Armed militants freed 26 women and children from the school they seized in southern Russia, but the standoff with security forces dragged into its second day. The militants still held roughly 350 people and were rejecting all offers of food and water for their hostages. Their demands also remained unclear, although some reports said they sought the release of other militants captured in fighting with government forces in neighboring Ingushetia. President Vladimir Putin pledged to do everything possible "to save the life and health" of those taken captive.
Al Jazeera reported the execution of three more foreign hostages by terrorists in Iraq. But the Arab cable TV news channel identified the victims as Turkish workers, and efforts intensified to win the freedom of two French journalists also being held. The latter were still believed to be alive despite the passing of a deadline set by their captors for the Paris government to rescind its ban on head scarves for Muslim school girls. Meanwhile, airstrikes by US warplanes destroyed two buildings in the volatile city of Fallujah that were believed to be used as hideouts by terrorists.

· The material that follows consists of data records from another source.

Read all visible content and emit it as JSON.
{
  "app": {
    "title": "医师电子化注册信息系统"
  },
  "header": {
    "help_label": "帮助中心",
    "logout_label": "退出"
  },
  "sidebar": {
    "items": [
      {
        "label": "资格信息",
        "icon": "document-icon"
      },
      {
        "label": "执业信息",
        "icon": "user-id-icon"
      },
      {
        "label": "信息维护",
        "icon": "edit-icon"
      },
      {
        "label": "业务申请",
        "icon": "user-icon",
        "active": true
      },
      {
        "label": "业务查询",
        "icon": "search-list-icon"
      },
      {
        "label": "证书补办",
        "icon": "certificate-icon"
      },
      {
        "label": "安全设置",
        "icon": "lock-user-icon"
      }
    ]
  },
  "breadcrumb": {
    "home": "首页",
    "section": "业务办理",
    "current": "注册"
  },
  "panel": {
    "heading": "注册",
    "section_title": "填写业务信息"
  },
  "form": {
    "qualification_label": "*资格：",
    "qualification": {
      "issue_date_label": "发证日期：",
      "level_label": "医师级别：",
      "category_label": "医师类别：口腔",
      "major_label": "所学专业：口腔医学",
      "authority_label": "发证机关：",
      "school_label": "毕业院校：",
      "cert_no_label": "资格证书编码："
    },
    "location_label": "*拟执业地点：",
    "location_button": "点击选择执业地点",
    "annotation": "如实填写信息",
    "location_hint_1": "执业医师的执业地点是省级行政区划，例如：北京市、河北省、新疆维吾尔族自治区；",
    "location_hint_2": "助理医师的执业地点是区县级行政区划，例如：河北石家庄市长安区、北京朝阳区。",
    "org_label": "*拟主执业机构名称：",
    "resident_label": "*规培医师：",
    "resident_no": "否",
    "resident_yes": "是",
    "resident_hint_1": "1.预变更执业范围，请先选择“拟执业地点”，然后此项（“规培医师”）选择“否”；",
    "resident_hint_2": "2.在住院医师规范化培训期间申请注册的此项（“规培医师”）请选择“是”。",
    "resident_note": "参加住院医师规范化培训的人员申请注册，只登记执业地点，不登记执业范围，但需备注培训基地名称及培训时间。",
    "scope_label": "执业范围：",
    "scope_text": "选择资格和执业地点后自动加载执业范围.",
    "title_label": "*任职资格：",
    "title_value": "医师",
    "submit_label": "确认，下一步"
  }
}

Hospital officials said 17 people were killed.
The UN Security Council was to hear a briefing from its special envoy to Sudan on conditions in the Darfur region. But diplomats said although "the disaster continues," it did not appear probable that the council would impose previously theatened sanctions for Sudan's failure to end attacks on non-Arab Muslims. The diplomats said they expected that Sudan would be given more time to bring the situation under control.
Hundreds of cheering supporters greeted former Deputy Prime Minister Anwar Ibrahim after he left court a free man, apparently ending Malaysia's worst political crisis. By a 2-to-1 vote, the Supreme Court overturned his almost six-year-old conviction for sodomy. It came at a time when he was seen as the probable succesor to Prime Minister Mahathir Mohamad. Instead, Mahathir fired him, triggering massive protests in the streets. Anwar vowed to renew the campaign for political reform suspended while he was in prison.
In one of the worst days of his presidency, political opponents of Mexico's Vicente Fox heckled him, turned their backs, and chatted among themselves as he struggled to finish his annual state-of-the nation address. Outside, thousands of angry people accused him of betraying them by failing to deliver on a campaign pledge of millions of new jobs. An estimated 300,000 healthcare, communications, and electric industry employees also staged a one-day strike to protest cuts in the pension plan for unionized civil servants. Fox called for a truce with opposition party members of Congress, saying, "Society demands agreements" on the political reforms he wants to implement.